Need: Rural areas face challenges in access to mental health services, including shortages of mental health providers.
Intervention: This 8-hour course trains rural community members to recognize mental health and substance use issues and learn how to help someone who is developing a mental health concern or experiencing a mental health crisis.
Results: Numerous studies of this method have found that course participants are better able and more likely to help others regarding mental health issues.
Need: An approach to support sustained, quality delivery of evidence-based programs for youth and families in rural communities.
Intervention: PROSPER, a program delivery system, guides communities in implementing evidence-based programs that build youth competencies, improve family functioning, and prevent risky behaviors, particularly substance use.
Results: Youth in PROSPER communities reported delayed initiation of a variety of substances, lower levels of other behavioral problems, and improvements in family functioning and other life skills.
Need: Increase medical management knowledge for New Mexico primary care providers in order to provide care for the thousands of rural and underserved patients with hepatitis C, a chronic, complex condition that has high personal and public health costs when left untreated.
Intervention: Project leveraging an audiovisual platform to accomplish "moving knowledge, not patients" that used a "knowledge network learning loop" of disease-specific consultants and rural healthcare teams learning from each other and learning by providing direct patient care.

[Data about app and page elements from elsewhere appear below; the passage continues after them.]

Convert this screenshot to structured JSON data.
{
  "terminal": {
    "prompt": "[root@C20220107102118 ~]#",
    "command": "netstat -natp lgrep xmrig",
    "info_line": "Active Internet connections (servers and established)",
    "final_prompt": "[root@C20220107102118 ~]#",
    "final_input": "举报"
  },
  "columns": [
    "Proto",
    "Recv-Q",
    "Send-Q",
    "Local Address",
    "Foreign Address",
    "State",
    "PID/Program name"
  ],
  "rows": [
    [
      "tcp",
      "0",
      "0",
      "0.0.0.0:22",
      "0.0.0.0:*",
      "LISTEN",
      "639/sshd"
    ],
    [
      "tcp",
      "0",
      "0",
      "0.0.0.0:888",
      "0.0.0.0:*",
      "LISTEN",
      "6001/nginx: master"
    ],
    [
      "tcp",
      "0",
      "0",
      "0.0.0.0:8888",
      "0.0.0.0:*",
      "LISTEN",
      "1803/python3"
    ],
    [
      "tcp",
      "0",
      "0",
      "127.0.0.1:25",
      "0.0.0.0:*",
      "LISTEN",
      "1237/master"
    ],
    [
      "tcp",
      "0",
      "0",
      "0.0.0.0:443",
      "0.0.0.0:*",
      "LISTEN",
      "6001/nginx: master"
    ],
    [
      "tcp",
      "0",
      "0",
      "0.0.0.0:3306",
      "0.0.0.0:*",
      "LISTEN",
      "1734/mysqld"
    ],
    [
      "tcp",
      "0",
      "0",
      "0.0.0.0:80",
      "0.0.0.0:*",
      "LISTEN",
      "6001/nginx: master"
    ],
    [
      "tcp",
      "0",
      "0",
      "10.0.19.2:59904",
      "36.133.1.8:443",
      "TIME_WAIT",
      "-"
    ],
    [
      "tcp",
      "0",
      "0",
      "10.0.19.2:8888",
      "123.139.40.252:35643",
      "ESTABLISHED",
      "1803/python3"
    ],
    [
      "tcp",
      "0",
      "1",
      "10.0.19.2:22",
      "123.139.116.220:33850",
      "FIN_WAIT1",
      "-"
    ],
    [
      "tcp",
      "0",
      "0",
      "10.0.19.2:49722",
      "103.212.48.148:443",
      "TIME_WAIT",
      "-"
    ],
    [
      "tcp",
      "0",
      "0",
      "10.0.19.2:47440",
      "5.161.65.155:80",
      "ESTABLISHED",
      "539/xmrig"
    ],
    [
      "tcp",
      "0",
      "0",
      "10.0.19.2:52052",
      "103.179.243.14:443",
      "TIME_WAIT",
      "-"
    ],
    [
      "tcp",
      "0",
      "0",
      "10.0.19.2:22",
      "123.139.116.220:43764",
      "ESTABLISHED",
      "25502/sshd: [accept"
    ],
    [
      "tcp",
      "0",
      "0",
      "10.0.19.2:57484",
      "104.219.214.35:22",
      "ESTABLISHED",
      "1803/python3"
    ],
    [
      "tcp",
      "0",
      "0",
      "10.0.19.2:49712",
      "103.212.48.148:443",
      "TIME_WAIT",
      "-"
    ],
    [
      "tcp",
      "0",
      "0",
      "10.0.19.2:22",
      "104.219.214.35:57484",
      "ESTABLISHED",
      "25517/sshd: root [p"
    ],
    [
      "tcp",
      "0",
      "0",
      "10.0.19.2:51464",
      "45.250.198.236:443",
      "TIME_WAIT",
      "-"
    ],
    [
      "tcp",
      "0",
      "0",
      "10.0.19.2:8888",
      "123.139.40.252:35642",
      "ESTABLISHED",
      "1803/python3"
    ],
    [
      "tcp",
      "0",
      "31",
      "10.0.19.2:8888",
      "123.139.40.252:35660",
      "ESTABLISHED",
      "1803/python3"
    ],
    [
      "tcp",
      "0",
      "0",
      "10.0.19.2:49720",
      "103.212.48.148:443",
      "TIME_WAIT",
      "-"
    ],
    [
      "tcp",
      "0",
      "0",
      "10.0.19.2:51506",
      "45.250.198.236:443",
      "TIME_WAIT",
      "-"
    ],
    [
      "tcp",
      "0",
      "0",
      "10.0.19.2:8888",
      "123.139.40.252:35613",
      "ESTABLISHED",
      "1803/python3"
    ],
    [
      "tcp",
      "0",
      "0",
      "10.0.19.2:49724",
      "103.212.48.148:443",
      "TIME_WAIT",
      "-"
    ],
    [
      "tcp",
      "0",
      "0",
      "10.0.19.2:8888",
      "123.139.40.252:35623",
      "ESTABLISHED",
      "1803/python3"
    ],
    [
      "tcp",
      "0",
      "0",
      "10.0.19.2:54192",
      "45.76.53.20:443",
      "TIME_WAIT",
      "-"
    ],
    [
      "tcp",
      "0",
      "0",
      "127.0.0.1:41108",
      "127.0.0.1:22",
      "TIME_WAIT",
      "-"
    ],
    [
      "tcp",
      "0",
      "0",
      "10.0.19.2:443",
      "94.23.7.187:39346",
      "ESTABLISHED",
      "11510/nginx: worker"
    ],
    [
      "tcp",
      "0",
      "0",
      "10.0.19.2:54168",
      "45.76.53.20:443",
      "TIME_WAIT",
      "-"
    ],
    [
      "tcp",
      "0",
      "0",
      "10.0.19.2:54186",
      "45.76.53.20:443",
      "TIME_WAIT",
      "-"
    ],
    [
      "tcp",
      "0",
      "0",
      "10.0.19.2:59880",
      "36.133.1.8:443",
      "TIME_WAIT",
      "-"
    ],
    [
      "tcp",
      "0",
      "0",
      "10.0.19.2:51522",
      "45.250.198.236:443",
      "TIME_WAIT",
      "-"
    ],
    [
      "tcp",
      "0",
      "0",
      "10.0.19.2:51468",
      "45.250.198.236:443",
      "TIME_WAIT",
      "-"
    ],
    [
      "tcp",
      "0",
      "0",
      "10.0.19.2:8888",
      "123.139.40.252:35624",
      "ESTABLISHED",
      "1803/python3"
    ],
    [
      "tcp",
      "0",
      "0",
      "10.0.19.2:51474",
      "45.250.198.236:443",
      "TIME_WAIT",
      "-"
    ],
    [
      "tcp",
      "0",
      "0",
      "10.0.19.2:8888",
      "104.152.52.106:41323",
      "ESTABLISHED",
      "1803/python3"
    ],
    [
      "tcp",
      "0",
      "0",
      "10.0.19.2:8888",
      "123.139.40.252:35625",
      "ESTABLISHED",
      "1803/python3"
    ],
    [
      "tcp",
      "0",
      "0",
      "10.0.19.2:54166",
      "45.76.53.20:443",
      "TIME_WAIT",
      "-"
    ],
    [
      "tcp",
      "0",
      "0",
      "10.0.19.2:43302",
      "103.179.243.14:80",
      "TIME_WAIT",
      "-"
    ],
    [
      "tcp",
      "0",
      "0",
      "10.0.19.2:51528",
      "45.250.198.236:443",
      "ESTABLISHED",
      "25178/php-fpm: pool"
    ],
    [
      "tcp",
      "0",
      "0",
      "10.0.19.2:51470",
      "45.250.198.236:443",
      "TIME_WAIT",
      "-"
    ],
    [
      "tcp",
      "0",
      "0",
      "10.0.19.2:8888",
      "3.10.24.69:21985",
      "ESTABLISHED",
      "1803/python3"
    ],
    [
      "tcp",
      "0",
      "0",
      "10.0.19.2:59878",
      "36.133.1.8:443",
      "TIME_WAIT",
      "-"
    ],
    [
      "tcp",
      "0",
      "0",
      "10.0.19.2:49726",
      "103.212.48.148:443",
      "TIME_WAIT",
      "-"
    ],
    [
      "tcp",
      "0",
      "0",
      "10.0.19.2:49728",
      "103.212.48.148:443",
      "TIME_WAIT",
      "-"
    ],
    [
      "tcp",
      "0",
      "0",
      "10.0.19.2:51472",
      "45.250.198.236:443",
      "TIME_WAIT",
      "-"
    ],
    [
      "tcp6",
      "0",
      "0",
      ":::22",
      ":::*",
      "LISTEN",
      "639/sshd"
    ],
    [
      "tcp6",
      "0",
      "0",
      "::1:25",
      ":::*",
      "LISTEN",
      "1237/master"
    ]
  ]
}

Results: In 18 months, the urban specialist appointment wait list decreased from 8 months to 2 weeks due to Hepatitis C patients receiving care from the project's participating primary care providers. Improved disease outcomes were demonstrated along with cost savings, including those associated with travel. The project model, now known as Project ECHO® – Extension for Community Healthcare Outcomes — has evolved into a telementoring model used world-wide.
Need: There is a lack of interventions that addresses teenager behavioral problems, particularly for rural African American adolescents.
Intervention: Rural, locally trained leaders administered five 2-hour meetings for teenagers and their primary caregivers. Trainings focused on reducing risks that prevent positive development, specifically sexual risk-taking that can lead to HIV and other STIs.
Results: Teens reported reduced conduct problems, depressive symptoms, and substance abuse. Families were strengthened, and SAAF-T reduced unprotected intercourse and increased condom efficacy.
Need: To develop sustainable, community-wide prevention methods for cardiovascular diseases in order to change behaviors and healthcare outcomes in rural Maine.
Intervention: Local community groups and Franklin Memorial Hospital staff studied mortality and hospitalization rates for 40 years in this rural, low-income area of Farmington to seek intervention methods that could address cardiovascular diseases.
Results: A decline in cardiovascular-related mortality rates and improved prevention methods for hypertension, high cholesterol, and smoking.
Need: To increase access to telemental health services for rural veterans, especially women, with a history of trauma.
Intervention: STAIR (Skills Training in Affective and Interpersonal Regulation) is a 10-week program designed to reduce PTSD and depression symptoms and increase emotional regulation and social functioning in clients.
Results: Therapists reported that clients attended more sessions when offered via teleconferencing, and clients reported satisfaction with the program.